I had a BT Vision Box (1st Gen) collecting dust and thought it must be usable for something, it doesn't seem hackable in anyway BT had it locked down pretty well, but it has many standard reusable parts. I also have an O2 joggler (an early runner in tablet computing that is quite limited in its 'out of the box' form but is very hackable and able to run various distros. Along with a few spares kicking around I built this media player.
This is my first 'Instructable', so please forgive any noob errors.
Step 1: The BT Vision Box
First get your BT Vision Box (I've seen them for under a tenner on ebay) and open it up. In the centre you will see a 160GB hard drive and on the left the power supply. You will also need the fan and the phono sockets on the main board.
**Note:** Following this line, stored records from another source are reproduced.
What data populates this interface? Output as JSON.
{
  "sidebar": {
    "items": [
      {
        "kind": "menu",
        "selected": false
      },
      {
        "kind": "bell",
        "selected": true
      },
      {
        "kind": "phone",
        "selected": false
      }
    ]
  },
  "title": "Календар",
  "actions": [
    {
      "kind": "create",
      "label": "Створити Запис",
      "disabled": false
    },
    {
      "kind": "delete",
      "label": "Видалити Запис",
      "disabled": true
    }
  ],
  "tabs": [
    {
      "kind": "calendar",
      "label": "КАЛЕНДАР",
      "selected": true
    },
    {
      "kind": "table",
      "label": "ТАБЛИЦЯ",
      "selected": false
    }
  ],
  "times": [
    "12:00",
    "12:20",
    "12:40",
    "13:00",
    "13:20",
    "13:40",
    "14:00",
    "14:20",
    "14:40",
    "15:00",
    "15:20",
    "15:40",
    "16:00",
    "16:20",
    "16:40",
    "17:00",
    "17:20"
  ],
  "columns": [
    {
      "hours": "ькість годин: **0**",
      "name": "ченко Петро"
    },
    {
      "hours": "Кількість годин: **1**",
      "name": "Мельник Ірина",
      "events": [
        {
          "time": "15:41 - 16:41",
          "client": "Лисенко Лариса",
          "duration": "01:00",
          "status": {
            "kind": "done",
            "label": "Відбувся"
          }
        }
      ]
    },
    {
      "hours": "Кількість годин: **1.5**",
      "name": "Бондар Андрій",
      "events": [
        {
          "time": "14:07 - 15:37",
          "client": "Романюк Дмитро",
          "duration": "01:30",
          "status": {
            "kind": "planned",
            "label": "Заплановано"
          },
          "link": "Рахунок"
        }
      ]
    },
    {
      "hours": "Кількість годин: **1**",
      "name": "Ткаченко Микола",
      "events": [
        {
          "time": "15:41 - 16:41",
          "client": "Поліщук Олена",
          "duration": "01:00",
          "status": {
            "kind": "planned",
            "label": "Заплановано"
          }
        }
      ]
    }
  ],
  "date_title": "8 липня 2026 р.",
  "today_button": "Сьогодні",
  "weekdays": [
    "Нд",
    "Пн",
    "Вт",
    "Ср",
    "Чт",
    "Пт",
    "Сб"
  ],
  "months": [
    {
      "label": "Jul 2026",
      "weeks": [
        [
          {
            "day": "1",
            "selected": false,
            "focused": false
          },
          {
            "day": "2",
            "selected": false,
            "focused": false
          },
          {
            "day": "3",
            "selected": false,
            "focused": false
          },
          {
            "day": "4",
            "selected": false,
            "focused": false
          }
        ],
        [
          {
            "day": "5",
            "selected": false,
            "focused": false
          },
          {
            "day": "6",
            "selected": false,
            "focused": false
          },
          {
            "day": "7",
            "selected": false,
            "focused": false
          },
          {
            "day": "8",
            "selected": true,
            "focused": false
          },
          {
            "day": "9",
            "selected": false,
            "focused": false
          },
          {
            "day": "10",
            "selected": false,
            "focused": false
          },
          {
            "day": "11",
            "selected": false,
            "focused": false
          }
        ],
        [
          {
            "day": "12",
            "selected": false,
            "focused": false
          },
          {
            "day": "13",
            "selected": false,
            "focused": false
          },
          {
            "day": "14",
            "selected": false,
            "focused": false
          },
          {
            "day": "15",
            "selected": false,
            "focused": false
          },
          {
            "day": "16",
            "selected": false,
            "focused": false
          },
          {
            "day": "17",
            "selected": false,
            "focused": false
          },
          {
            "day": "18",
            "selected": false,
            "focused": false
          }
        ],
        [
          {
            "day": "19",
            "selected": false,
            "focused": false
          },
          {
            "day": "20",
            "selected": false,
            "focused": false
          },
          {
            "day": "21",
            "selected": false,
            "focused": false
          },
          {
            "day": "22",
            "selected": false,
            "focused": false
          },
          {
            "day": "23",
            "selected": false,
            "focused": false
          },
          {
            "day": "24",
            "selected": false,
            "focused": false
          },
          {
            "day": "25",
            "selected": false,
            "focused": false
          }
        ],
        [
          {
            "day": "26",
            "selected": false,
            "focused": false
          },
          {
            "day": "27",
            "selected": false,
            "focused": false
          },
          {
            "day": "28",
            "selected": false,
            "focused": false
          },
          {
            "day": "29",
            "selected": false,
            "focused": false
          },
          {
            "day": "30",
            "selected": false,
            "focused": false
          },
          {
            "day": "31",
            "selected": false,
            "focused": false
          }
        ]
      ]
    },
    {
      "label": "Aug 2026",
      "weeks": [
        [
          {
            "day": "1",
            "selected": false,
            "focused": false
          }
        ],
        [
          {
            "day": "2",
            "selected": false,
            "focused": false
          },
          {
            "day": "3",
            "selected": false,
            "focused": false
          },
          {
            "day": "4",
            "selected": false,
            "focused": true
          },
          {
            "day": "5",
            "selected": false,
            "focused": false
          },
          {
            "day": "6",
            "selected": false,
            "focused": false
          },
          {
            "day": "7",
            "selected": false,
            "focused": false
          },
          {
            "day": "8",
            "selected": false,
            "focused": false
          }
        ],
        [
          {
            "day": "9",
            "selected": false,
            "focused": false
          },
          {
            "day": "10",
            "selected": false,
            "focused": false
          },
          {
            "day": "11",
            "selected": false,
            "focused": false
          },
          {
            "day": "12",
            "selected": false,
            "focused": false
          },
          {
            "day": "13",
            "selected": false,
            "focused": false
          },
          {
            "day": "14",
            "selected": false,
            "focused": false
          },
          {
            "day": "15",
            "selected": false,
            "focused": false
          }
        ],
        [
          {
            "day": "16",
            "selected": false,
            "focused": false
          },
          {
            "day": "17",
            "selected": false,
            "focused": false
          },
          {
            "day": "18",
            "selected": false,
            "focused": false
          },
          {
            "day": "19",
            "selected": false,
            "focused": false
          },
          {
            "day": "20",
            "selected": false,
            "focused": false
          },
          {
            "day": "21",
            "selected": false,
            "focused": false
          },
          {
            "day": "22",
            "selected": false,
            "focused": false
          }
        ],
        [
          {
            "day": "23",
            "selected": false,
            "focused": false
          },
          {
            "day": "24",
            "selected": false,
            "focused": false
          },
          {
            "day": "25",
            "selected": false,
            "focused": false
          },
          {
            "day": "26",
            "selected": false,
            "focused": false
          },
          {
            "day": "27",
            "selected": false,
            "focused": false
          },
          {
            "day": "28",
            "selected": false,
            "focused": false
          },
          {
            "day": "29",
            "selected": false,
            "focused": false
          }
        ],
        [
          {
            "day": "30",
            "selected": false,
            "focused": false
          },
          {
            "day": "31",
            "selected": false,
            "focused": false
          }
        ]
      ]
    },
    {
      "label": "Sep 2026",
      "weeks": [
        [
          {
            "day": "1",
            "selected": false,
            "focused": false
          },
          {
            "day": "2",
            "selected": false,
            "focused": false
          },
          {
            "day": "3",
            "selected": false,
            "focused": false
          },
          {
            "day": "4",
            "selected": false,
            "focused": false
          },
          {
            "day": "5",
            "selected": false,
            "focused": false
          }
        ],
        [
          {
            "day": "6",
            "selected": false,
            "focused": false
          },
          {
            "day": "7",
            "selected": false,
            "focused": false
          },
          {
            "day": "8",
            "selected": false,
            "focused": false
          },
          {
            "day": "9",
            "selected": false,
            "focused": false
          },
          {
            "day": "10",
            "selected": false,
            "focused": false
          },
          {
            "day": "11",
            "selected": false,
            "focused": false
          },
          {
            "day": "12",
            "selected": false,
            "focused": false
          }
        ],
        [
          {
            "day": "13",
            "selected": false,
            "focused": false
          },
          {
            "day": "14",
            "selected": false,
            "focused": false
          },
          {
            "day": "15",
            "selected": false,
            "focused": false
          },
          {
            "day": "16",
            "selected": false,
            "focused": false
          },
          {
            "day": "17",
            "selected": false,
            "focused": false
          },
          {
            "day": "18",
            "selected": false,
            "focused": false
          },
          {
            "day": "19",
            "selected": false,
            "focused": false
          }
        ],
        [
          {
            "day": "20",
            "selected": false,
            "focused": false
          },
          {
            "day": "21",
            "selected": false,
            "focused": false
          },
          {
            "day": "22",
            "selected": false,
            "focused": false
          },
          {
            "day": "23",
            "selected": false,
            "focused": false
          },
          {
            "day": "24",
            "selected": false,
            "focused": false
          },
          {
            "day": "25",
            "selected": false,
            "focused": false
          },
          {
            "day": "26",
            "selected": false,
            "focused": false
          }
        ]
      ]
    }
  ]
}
Carefully disassemble everything. Recycle everything that you will not use.
Step 2: Other Parts
You will also need the following;-
A CD ROM drive with and audio cable connector.
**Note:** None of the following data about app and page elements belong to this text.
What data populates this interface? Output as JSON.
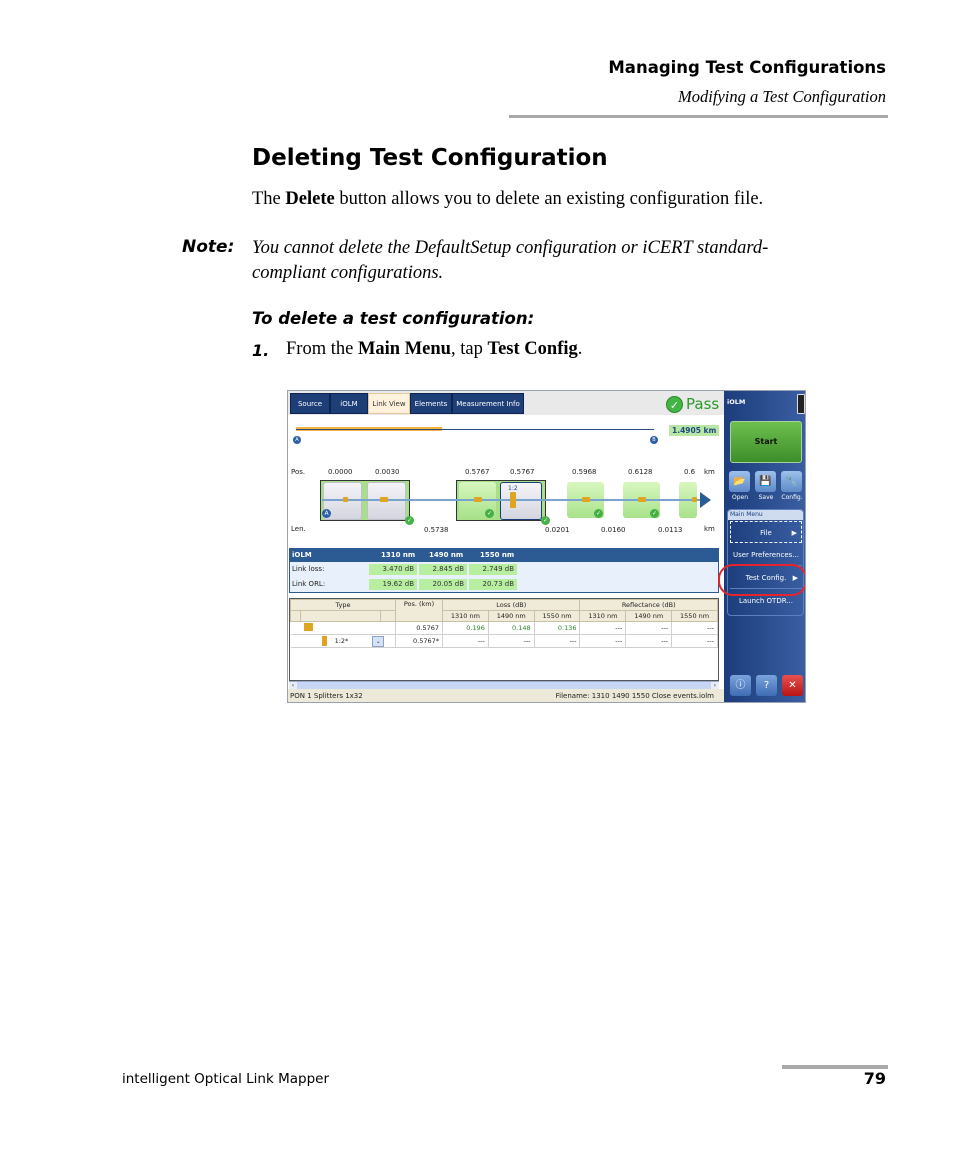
{
  "header": {
    "chapter": "Managing Test Configurations",
    "section": "Modifying a Test Configuration"
  },
  "content": {
    "heading": "Deleting Test Configuration",
    "intro": {
      "before": "The ",
      "bold": "Delete",
      "after": " button allows you to delete an existing configuration file."
    },
    "note_label": "Note:",
    "note_text": "You cannot delete the DefaultSetup configuration or iCERT standard-compliant configurations.",
    "procedure_title": "To delete a test configuration:",
    "steps": [
      {
        "num": "1.",
        "t1": "From the ",
        "b1": "Main Menu",
        "t2": ", tap ",
        "b2": "Test Config",
        "t3": "."
      }
    ]
  },
  "screenshot": {
    "tabs": [
      "Source",
      "iOLM",
      "Link View",
      "Elements",
      "Measurement Info"
    ],
    "active_tab": "Link View",
    "result": "Pass",
    "overview": {
      "a_label": "A",
      "b_label": "B",
      "total_length": "1.4905 km"
    },
    "link_view": {
      "pos_label": "Pos.",
      "len_label": "Len.",
      "unit": "km",
      "positions": [
        "0.0000",
        "0.0030",
        "0.5767",
        "0.5767",
        "0.5968",
        "0.6128",
        "0.6"
      ],
      "lengths": [
        "0.5738",
        "0.0201",
        "0.0160",
        "0.0113"
      ],
      "splitter_label": "1:2",
      "start_marker": "A"
    },
    "iolm_table": {
      "header": [
        "iOLM",
        "1310 nm",
        "1490 nm",
        "1550 nm"
      ],
      "rows": [
        {
          "label": "Link loss:",
          "values": [
            "3.470 dB",
            "2.845 dB",
            "2.749 dB"
          ]
        },
        {
          "label": "Link ORL:",
          "values": [
            "19.62 dB",
            "20.05 dB",
            "20.73 dB"
          ]
        }
      ]
    },
    "events_table": {
      "group_headers": [
        "Type",
        "Pos. (km)",
        "Loss (dB)",
        "Reflectance (dB)"
      ],
      "sub_headers": [
        "1310 nm",
        "1490 nm",
        "1550 nm",
        "1310 nm",
        "1490 nm",
        "1550 nm"
      ],
      "rows": [
        {
          "type": "",
          "pos": "0.5767",
          "loss": [
            "0.196",
            "0.148",
            "0.136"
          ],
          "refl": [
            "---",
            "---",
            "---"
          ]
        },
        {
          "type": "1:2*",
          "pos": "0.5767*",
          "loss": [
            "---",
            "---",
            "---"
          ],
          "refl": [
            "---",
            "---",
            "---"
          ]
        }
      ]
    },
    "status_bar": {
      "left": "PON 1 Splitters 1x32",
      "right": "Filename: 1310 1490 1550 Close events.iolm"
    },
    "side_panel": {
      "title": "iOLM",
      "start": "Start",
      "buttons": [
        "Open",
        "Save",
        "Config."
      ],
      "menu_title": "Main Menu",
      "menu_items": [
        "File",
        "User Preferences...",
        "Test Config.",
        "Launch OTDR..."
      ],
      "highlighted_item": "Test Config."
    },
    "colors": {
      "accent": "#1e3e78",
      "pass": "#2a9a2a",
      "highlight": "#e8232b"
    }
  },
  "footer": {
    "product": "intelligent Optical Link Mapper",
    "page": "79"
  }
}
An audio cable (no longer used these days but connects CD ROM's to the MOBO).
A molex Y splitter cable
A multi USB port/adaptor
2 x IDE to USB cables
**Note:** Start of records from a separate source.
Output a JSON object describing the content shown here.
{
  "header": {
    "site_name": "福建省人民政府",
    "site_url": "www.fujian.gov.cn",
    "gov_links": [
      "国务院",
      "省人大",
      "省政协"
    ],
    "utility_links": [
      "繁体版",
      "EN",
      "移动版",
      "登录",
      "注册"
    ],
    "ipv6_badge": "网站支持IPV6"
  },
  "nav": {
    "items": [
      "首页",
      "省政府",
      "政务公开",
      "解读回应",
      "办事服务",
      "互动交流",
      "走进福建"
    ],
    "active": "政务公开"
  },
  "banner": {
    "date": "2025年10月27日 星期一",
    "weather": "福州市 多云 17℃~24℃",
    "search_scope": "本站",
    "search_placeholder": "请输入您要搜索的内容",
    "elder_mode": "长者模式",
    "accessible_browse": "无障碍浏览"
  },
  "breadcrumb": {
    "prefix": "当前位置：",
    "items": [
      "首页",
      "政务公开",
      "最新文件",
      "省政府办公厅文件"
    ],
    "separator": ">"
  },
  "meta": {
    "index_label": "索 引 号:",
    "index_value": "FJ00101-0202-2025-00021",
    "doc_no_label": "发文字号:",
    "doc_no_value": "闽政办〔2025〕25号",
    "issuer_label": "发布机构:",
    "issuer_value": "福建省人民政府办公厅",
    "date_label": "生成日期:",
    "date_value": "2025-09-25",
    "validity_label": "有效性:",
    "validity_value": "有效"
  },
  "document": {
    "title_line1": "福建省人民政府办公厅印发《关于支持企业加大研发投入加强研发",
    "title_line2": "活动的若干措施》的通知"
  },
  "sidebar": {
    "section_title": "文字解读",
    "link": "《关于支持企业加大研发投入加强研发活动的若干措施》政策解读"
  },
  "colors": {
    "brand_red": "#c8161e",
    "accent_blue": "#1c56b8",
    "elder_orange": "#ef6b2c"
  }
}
A USB extension cable
All either in the back of a cupboard somewhere or very cheap second hand / ebay etc.
Step 3: The Case.
Now this is where I'm sure people can be much more creative than me and create an amazing case out of something unusual. I'm a wood man generally, so wood is what I used until I come across something better.
Photos are self explanatory. Just make the required holes for CD Rom drive, power cable, phono sockets, USB lead and fan.
Step 4: Audio Cable and Phono Sockets.
With your audio cable obviously one end will connect to your CD Rom drive the other needs to connect to the phono sockets that you have detached from the main board of the BT Vision box (see photos). Generally the outside cables are audio left and right with the two middle ones being ground wires.
Step 5: Fitting the Parts
Now begin to add the parts to your case. Using wood makes it very easy to screw in retaining or mounting bits of wood for the various components.
Step 6: Fitting the Parts 2
With the drive in place I put in some wood supports for the powers supply and screwed it in place. You will also notice that I had to extend the fan wire to reach. I intend to add a switch for the fan as it is quite noisy, I usually leave it detached as cooling doesn't seem necessary with this roomy case.
I mounted the hard drive on the underside of the lid of the case then connected both drives to the USB hub (you could obviously add other devices here e.g you could run a bootable OS from a memory stick).
Step 7: Connect It Up
Plug in the leads and close it up ready to install your OS & test.
Step 8: Install Your OS
For the OS I have used a bootable USB version of Linux. So on a PC I installed the OS to the hard drive in the case (as though it was a flash drive) then extended the OS partition using GParted (otherwise it will be limited to 4GB).
Hope that makes sense - helpful links below.
I used the Joli OS as it is still finger friendly on the joggler screen. I connected a mouse to the USB hub for convenience.
I cannot get Joli OS to recognize the CD Rom drive so have connected that to my speakers from the phono sockets.
You will need two audio inputs on your speakers, one for the CD Drive and one for the Joggler.
Obviously you will need to transfer your media files to your hard drive, I found the easiest way was shared folders over the network.
Boot up and enjoy.